“I was shit-scared. I was asked to tell my story to the Army football team and people were blown away by it; I guess the ups and downs and how raw I was. I got asked again and again for a couple of other people and started doing it for free and then it turned into a business.”
Joel doesn’t take to the term ‘motivational speaker’ warmly. He prefers the term ‘educator’ to describe what he does, and for good reason.
"Your perspective determines everything. Your perspective controls your narrative, controls your outcome. Everybody goes through adversity, it’s unmissable, it’s unavoidable, but you can come out from it as a constructive, somewhat positive person by harnessing your perspective."
He said it’s rewarding for him to help people through conversation.
“I get the gratification that if I know I’ve changed one person’s mindset that may have changed their life and may have saved their life. That’s what I take from it.”
On a personal level, he is more content than he could have ever imagined, as the father of two young girls.
“Challenging, rewarding, endlessly challenging and rewarding,” he laughs as he describes fatherhood.
"It’s incredible. These two little kids are ours and we have direct influence on them and impact on their lives growing up. They know me as Dad, wheelchair or not."
As a young soldier, Joel had a vision of telling his grandkids war stories one day — once a dream that is now in reach.
“I always said that I wanted to become a grandparent one day and sit back and tell my grandkids something I can be proud of.”
War stories that are now only a small part of all that Joel can be proud of and share.
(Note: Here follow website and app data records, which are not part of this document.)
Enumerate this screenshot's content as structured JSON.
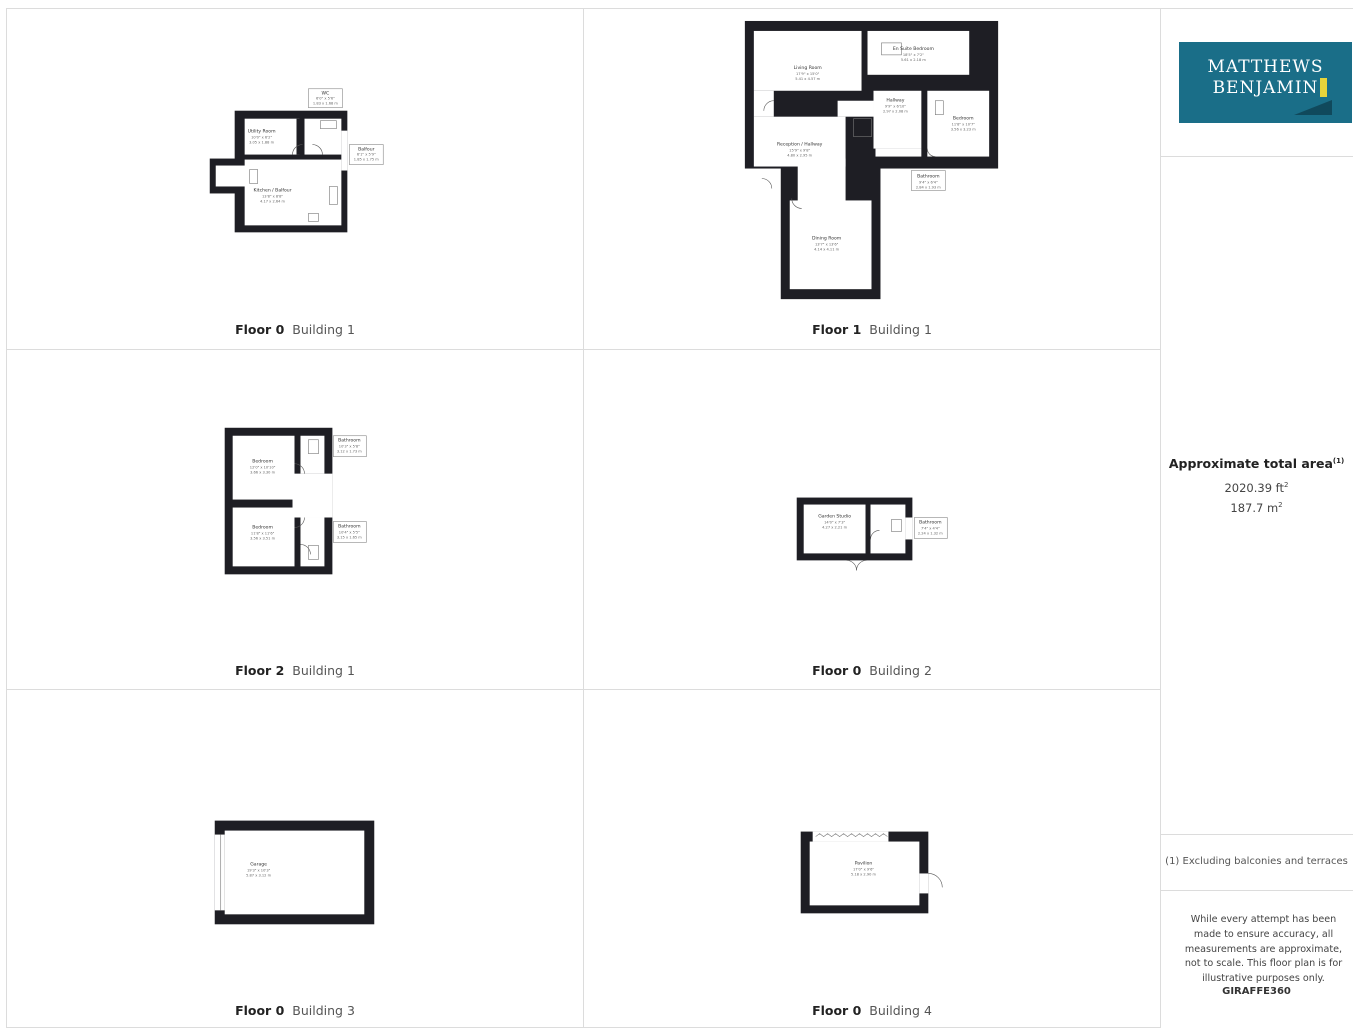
{
  "plans": [
    {
      "floor": "Floor 0",
      "building": "Building 1",
      "rooms": [
        {
          "name": "Utility Room",
          "dims": "10'0\" x 6'2\"",
          "dims_m": "3.05 x 1.88 m"
        },
        {
          "name": "Kitchen / Balfour",
          "dims": "13'8\" x 8'8\"",
          "dims_m": "4.17 x 2.64 m"
        },
        {
          "name": "WC",
          "dims": "6'0\" x 5'6\"",
          "dims_m": "1.83 x 1.68 m"
        },
        {
          "name": "Balfour",
          "dims": "6'1\" x 5'9\"",
          "dims_m": "1.85 x 1.75 m"
        }
      ]
    },
    {
      "floor": "Floor 1",
      "building": "Building 1",
      "rooms": [
        {
          "name": "Living Room",
          "dims": "17'9\" x 15'0\"",
          "dims_m": "5.41 x 4.57 m"
        },
        {
          "name": "En Suite Bedroom",
          "dims": "18'5\" x 7'2\"",
          "dims_m": "5.61 x 2.18 m"
        },
        {
          "name": "Hallway",
          "dims": "9'9\" x 6'10\"",
          "dims_m": "2.97 x 2.08 m"
        },
        {
          "name": "Bedroom",
          "dims": "11'8\" x 10'7\"",
          "dims_m": "3.56 x 3.23 m"
        },
        {
          "name": "Reception / Hallway",
          "dims": "15'9\" x 9'8\"",
          "dims_m": "4.80 x 2.95 m"
        },
        {
          "name": "Bathroom",
          "dims": "9'4\" x 6'4\"",
          "dims_m": "2.84 x 1.93 m"
        },
        {
          "name": "Dining Room",
          "dims": "13'7\" x 13'6\"",
          "dims_m": "4.14 x 4.11 m"
        }
      ]
    },
    {
      "floor": "Floor 2",
      "building": "Building 1",
      "rooms": [
        {
          "name": "Bedroom",
          "dims": "12'0\" x 10'10\"",
          "dims_m": "3.66 x 3.30 m"
        },
        {
          "name": "Bathroom",
          "dims": "10'3\" x 5'8\"",
          "dims_m": "3.12 x 1.73 m"
        },
        {
          "name": "Bedroom",
          "dims": "11'8\" x 11'6\"",
          "dims_m": "3.56 x 3.51 m"
        },
        {
          "name": "Bathroom",
          "dims": "10'4\" x 5'5\"",
          "dims_m": "3.15 x 1.65 m"
        }
      ]
    },
    {
      "floor": "Floor 0",
      "building": "Building 2",
      "rooms": [
        {
          "name": "Garden Studio",
          "dims": "14'0\" x 7'3\"",
          "dims_m": "4.27 x 2.21 m"
        },
        {
          "name": "Bathroom",
          "dims": "7'4\" x 4'4\"",
          "dims_m": "2.24 x 1.32 m"
        }
      ]
    },
    {
      "floor": "Floor 0",
      "building": "Building 3",
      "rooms": [
        {
          "name": "Garage",
          "dims": "19'3\" x 10'3\"",
          "dims_m": "5.87 x 3.12 m"
        }
      ]
    },
    {
      "floor": "Floor 0",
      "building": "Building 4",
      "rooms": [
        {
          "name": "Pavilion",
          "dims": "17'0\" x 9'6\"",
          "dims_m": "5.18 x 2.90 m"
        }
      ]
    }
  ],
  "sidebar": {
    "logo_line1": "MATTHEWS",
    "logo_line2": "BENJAMIN",
    "area_title": "Approximate total area",
    "area_title_sup": "(1)",
    "area_sqft": "2020.39 ft",
    "area_sqm": "187.7 m",
    "area_sup": "2",
    "footnote": "(1) Excluding balconies and terraces",
    "disclaimer": "While every attempt has been made to ensure accuracy, all measurements are approximate, not to scale. This floor plan is for illustrative purposes only.",
    "brand": "GIRAFFE360"
  },
  "colors": {
    "wall": "#1e1e24",
    "logo_bg": "#1a6e88",
    "logo_accent": "#e8d43a",
    "grid_line": "#dcdcdc"
  }
}
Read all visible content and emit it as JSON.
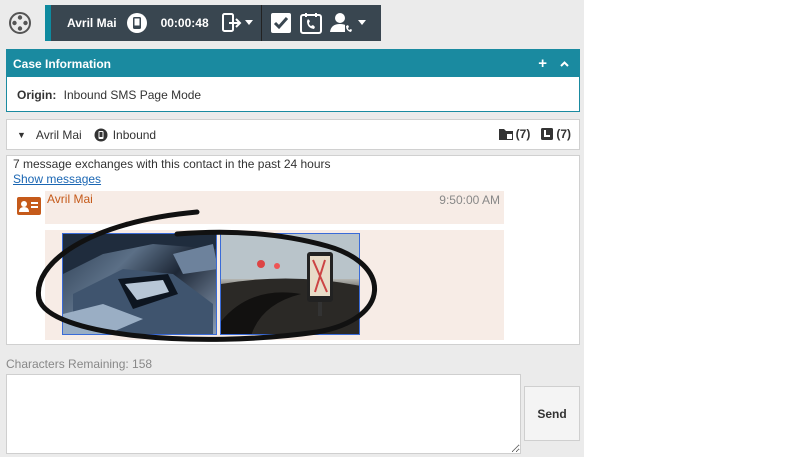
{
  "toolbar": {
    "contact_name": "Avril Mai",
    "timer": "00:00:48"
  },
  "case_info": {
    "title": "Case Information",
    "plus": "+",
    "collapse": "⌃",
    "origin_label": "Origin:",
    "origin_value": "Inbound SMS Page Mode"
  },
  "interaction": {
    "caret": "▼",
    "contact_name": "Avril Mai",
    "direction": "Inbound",
    "case_count": "(7)",
    "history_count": "(7)"
  },
  "transcript": {
    "summary": "7 message exchanges with this contact in the past 24 hours",
    "show_messages": "Show messages",
    "message": {
      "sender": "Avril Mai",
      "time": "9:50:00 AM"
    }
  },
  "composer": {
    "characters_remaining": "Characters Remaining: 158",
    "send_label": "Send"
  },
  "colors": {
    "accent": "#1a8aa0",
    "dark_bar": "#394650",
    "sender": "#c55a1a",
    "message_bg": "#f7ece6",
    "link": "#1a66b3"
  },
  "icons": [
    "settings-icon",
    "phone-icon",
    "transfer-icon",
    "checkmark-icon",
    "schedule-call-icon",
    "consult-icon",
    "chevron-down-icon",
    "case-icon",
    "history-icon",
    "contact-card-icon"
  ]
}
“What I’m living now, that’s what he [Dad] meant. It’s just getting back to a life where you can be happy. This is what my dad was referring to when he said,
‘We’ll get through it’.”